WHAT THIS TASK INVOLVES » A picture-free, exact copy of all the records below is the goal.

** Opening INPUT DATA block **

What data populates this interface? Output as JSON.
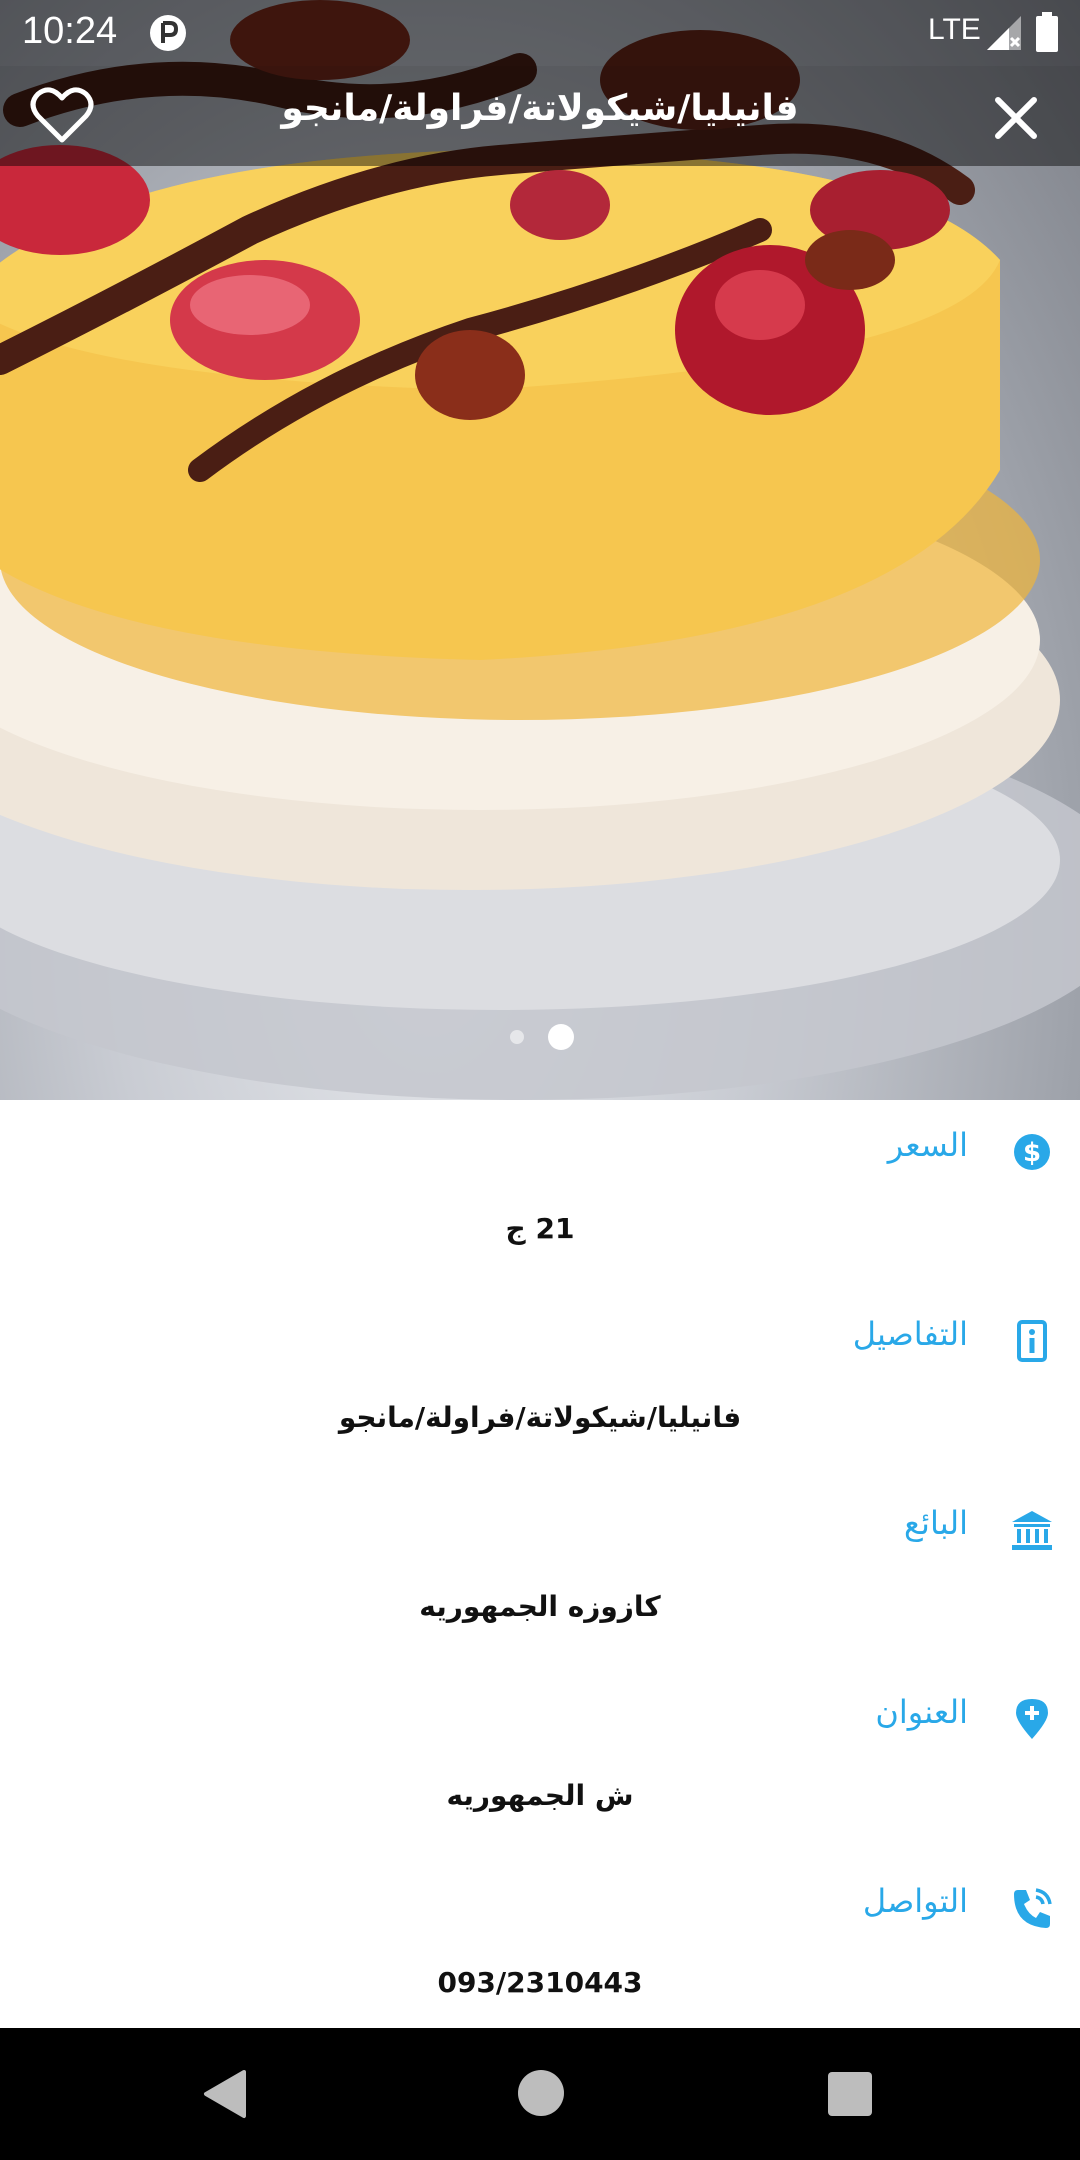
{
  "status_bar": {
    "time": "10:24",
    "network": "LTE",
    "app_icon": "p-circle-icon",
    "signal_icon": "signal-icon",
    "battery_icon": "battery-icon"
  },
  "header": {
    "title": "فانيليا/شيكولاتة/فراولة/مانجو",
    "favorite_icon": "heart-outline-icon",
    "close_icon": "close-icon"
  },
  "gallery": {
    "page_count": 2,
    "current_page": 2
  },
  "details": {
    "price": {
      "label": "السعر",
      "value": "21 ج",
      "icon": "dollar-circle-icon"
    },
    "info": {
      "label": "التفاصيل",
      "value": "فانيليا/شيكولاتة/فراولة/مانجو",
      "icon": "info-icon"
    },
    "seller": {
      "label": "البائع",
      "value": "كازوزه الجمهوريه",
      "icon": "bank-icon"
    },
    "address": {
      "label": "العنوان",
      "value": "ش الجمهوريه",
      "icon": "location-pin-icon"
    },
    "contact": {
      "label": "التواصل",
      "value": "093/2310443",
      "icon": "phone-icon"
    }
  },
  "colors": {
    "accent": "#29a8e8",
    "text": "#111111"
  }
}
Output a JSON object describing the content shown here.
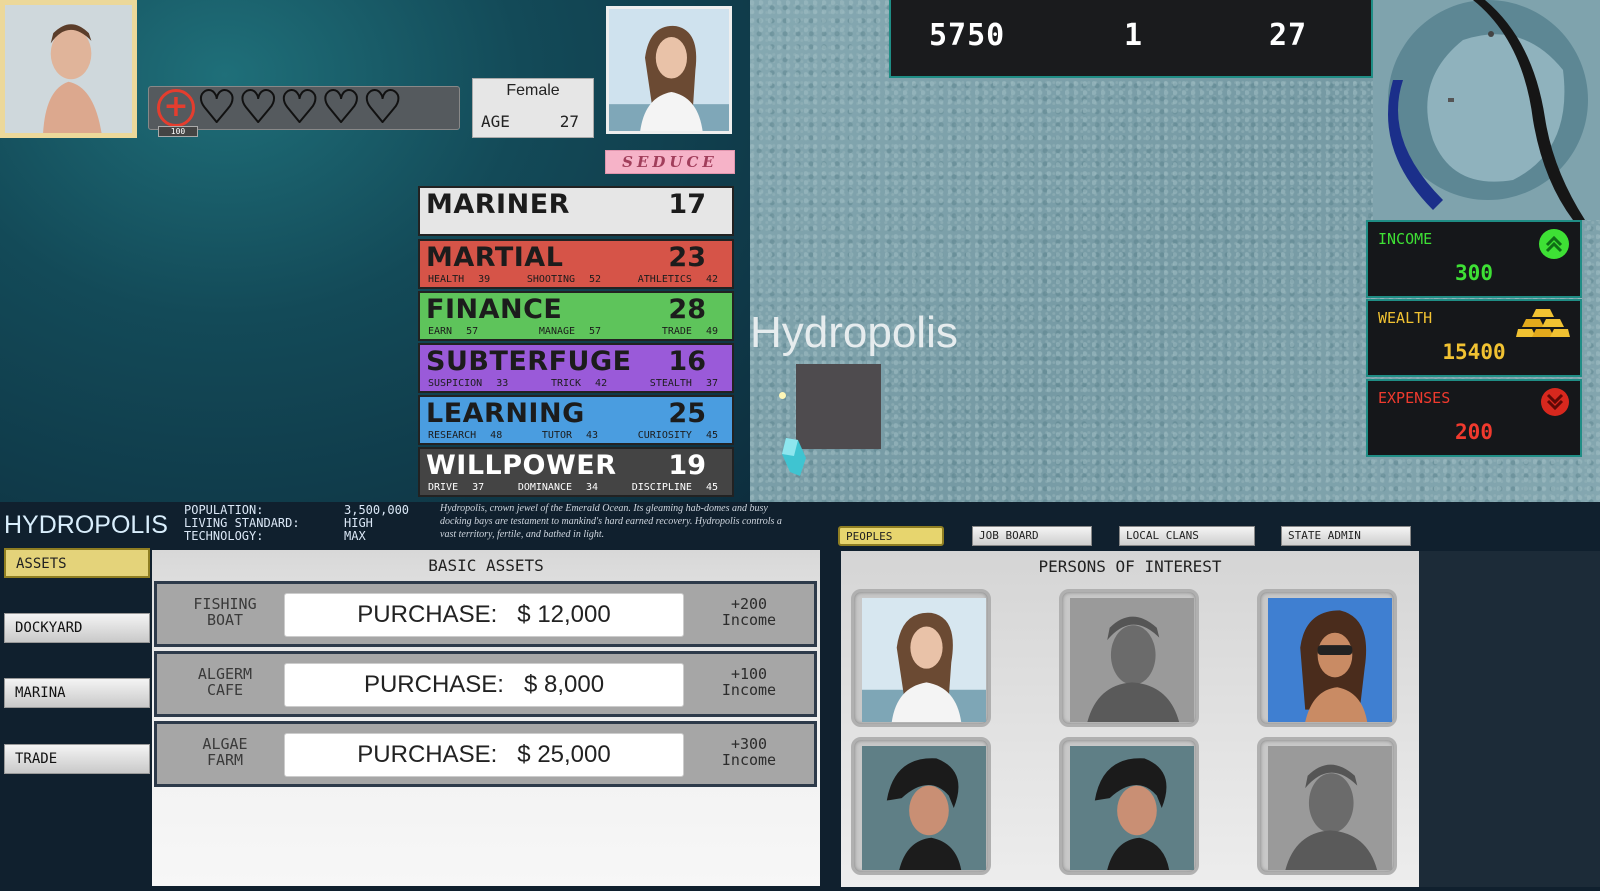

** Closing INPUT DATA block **

WRITTEN SOLUTION »
What data populates this interface? Output as JSON.
{
  "status_bar": {
    "time": "10:24",
    "network": "LTE",
    "app_icon": "p-circle-icon",
    "signal_icon": "signal-icon",
    "battery_icon": "battery-icon"
  },
  "header": {
    "title": "فانيليا/شيكولاتة/فراولة/مانجو",
    "favorite_icon": "heart-outline-icon",
    "close_icon": "close-icon"
  },
  "gallery": {
    "page_count": 2,
    "current_page": 2
  },
  "details": {
    "price": {
      "label": "السعر",
      "value": "21 ج",
      "icon": "dollar-circle-icon"
    },
    "info": {
      "label": "التفاصيل",
      "value": "فانيليا/شيكولاتة/فراولة/مانجو",
      "icon": "info-icon"
    },
    "seller": {
      "label": "البائع",
      "value": "كازوزه الجمهوريه",
      "icon": "bank-icon"
    },
    "address": {
      "label": "العنوان",
      "value": "ش الجمهوريه",
      "icon": "location-pin-icon"
    },
    "contact": {
      "label": "التواصل",
      "value": "093/2310443",
      "icon": "phone-icon"
    }
  },
  "colors": {
    "accent": "#29a8e8",
    "text": "#111111"
  }
}
Output a JSON object describing the content shown here.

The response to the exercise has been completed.